· Sale Price. I used the amounts the realtors gave me to determine a start point. Then as incentive to buyers, I listed a little bit lower because buyers realize there is already a savings incurred since I am selling the house FSBO.
· Advertising. This was a problem. Locally, TV, newspapers, and the Post Housing office were really all I could find (again, motivation for this site). Since then however, I have realized it helps to list at other posts, school houses (Basic training/courses, advanced courses, etc…), and of course pcsrealty.com.
· Time. Preparing the house to sell will happen regardless, but now you will be the one taking calls, setting up showings, giving/allowing walk thru’s, setting up inspections, arranging the close, etc…
· Feelings. This might sound crazy at first but believe me, if you do a FSBO you will experience a range of emotions! For instance, being insulted by a low offer, hearing comments about the way you have decorated your house, etc… You CANNOT allow yourself to take these things personally. After all, the buyer is trying to save as much as you are trying to make.
· Negotiating. In accordance with dealing with feelings, you need to have an understanding of what to expect when you finally receive an offer. Negotiating is an art, and you need to do your homework to understand the true value of your house and realize when a good offer is presented. Remember don’t take it personally!
· Developing the contract. This is very important that you understand this process. Once again, I had a bad experience taking another soldier at his word, and did not have our “understanding” put into the contract and as a result cost myself about $3,000 dollars. You also have to find the lawyer to draw up the contract, set up the time, and make it happen. This is often difficult for us because the buyer is usually located in another state. The contract can of course be sent through the mail, fax, or email, signed and returned, but be sure to read it carefully! Once again, educate yourself on this process as well so you know what to expect.
Closing. I have not closed
on a FSBO as a seller so I am not exactly sure about the process, but when I
bought my first home from a FSBO, my local lender set up the close through a
local law firm.
· It takes time. I recommend selecting a realtor after you interview at least 5 and tell them you are going to attempt a FSBO till a certain date, then get some help. My experience tells me it could still take some time after signing with a realtor.
· Be patient, kind, and courteous. Be thick skinned and be prepared to get your feelings hurt. Don’t take it personally and always be professional.
· Your dream home is not necessarily someone else’s dream home.

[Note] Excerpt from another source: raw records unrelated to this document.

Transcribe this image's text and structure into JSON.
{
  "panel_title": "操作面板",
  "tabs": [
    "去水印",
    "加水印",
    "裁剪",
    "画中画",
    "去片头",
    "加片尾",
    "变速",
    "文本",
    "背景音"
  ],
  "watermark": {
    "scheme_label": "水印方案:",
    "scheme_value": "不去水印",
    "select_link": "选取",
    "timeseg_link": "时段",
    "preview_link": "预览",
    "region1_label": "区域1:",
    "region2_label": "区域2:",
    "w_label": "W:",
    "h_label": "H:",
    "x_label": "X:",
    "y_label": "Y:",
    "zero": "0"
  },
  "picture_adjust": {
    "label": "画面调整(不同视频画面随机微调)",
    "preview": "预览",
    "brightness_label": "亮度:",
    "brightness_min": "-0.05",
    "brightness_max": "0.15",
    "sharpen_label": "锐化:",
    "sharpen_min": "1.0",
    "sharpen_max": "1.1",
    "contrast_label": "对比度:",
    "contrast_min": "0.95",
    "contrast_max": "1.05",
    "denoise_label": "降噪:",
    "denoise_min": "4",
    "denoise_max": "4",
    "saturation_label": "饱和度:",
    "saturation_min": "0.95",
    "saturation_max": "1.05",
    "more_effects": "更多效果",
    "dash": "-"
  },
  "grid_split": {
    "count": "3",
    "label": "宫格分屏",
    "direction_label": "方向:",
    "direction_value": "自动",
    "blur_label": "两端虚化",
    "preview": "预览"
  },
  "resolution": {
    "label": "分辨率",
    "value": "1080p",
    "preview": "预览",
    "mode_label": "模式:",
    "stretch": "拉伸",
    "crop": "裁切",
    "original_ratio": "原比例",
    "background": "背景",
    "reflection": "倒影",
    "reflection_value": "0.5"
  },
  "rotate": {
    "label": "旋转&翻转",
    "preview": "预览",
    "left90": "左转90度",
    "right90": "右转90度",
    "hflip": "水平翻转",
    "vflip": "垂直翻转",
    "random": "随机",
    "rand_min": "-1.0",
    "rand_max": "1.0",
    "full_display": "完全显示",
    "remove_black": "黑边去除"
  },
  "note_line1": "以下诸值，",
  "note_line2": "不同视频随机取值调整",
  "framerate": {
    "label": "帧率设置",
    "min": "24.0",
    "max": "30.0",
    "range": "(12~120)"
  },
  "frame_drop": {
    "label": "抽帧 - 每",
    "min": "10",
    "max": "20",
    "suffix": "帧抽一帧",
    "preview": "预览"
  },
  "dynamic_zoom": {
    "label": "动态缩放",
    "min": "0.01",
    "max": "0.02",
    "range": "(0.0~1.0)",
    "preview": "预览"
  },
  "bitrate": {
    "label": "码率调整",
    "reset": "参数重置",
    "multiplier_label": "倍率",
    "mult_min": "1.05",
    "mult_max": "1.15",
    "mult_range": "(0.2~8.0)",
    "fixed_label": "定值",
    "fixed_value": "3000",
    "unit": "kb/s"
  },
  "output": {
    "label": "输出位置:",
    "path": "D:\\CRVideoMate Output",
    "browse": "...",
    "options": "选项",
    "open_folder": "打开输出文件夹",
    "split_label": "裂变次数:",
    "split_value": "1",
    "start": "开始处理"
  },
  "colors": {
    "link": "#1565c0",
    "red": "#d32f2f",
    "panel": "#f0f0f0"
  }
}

· Be realistic about profit. You can’t expect to make $20,000 if you have only owned your home 2 years.
· It is not an easy process. It may sound like a simple process, but it is not always.
· All in all it’s probably worth it because it saves you money. But don’t be surprised if your hair turns gray during the process. Just kidding, only you can decide if FSBO is right for you.
· Don’t be afraid to try it for a while you can always change your mind and go with a realtor, who knows-you might get lucky?